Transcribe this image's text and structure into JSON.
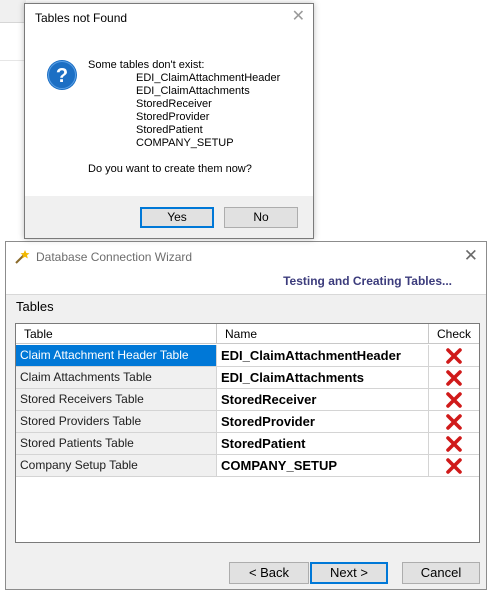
{
  "dialog": {
    "title": "Tables not Found",
    "message": "Some tables don't exist:",
    "tables": [
      "EDI_ClaimAttachmentHeader",
      "EDI_ClaimAttachments",
      "StoredReceiver",
      "StoredProvider",
      "StoredPatient",
      "COMPANY_SETUP"
    ],
    "question": "Do you want to create them now?",
    "yes_label": "Yes",
    "no_label": "No",
    "icon": "question-icon"
  },
  "wizard": {
    "title": "Database Connection Wizard",
    "subtitle": "Testing and Creating Tables...",
    "group_label": "Tables",
    "columns": [
      "Table",
      "Name",
      "Check"
    ],
    "rows": [
      {
        "table": "Claim Attachment Header Table",
        "name": "EDI_ClaimAttachmentHeader",
        "check": "fail",
        "selected": true
      },
      {
        "table": "Claim Attachments Table",
        "name": "EDI_ClaimAttachments",
        "check": "fail"
      },
      {
        "table": "Stored Receivers Table",
        "name": "StoredReceiver",
        "check": "fail"
      },
      {
        "table": "Stored Providers Table",
        "name": "StoredProvider",
        "check": "fail"
      },
      {
        "table": "Stored Patients Table",
        "name": "StoredPatient",
        "check": "fail"
      },
      {
        "table": "Company Setup Table",
        "name": "COMPANY_SETUP",
        "check": "fail"
      }
    ],
    "back_label": "<  Back",
    "next_label": "Next  >",
    "cancel_label": "Cancel"
  },
  "colors": {
    "selection": "#0078d7",
    "subtitle": "#3c3c7c",
    "fail": "#d01a1a",
    "question_icon": "#1c6fc4"
  }
}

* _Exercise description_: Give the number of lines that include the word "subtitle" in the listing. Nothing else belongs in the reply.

* _Solution to the exercise_: 2